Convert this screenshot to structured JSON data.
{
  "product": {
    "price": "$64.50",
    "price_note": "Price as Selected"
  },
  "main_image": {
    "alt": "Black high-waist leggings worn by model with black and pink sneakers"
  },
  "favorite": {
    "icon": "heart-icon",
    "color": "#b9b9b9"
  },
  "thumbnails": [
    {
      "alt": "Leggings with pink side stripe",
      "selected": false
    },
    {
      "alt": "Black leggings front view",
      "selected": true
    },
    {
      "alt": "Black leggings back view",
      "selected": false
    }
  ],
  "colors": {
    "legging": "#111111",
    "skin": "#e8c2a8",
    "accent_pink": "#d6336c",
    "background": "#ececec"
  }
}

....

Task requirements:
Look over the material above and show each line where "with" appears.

Response box:
    "alt": "Black high-waist leggings worn by model with black and pink sneakers"
      "alt": "Leggings with pink side stripe",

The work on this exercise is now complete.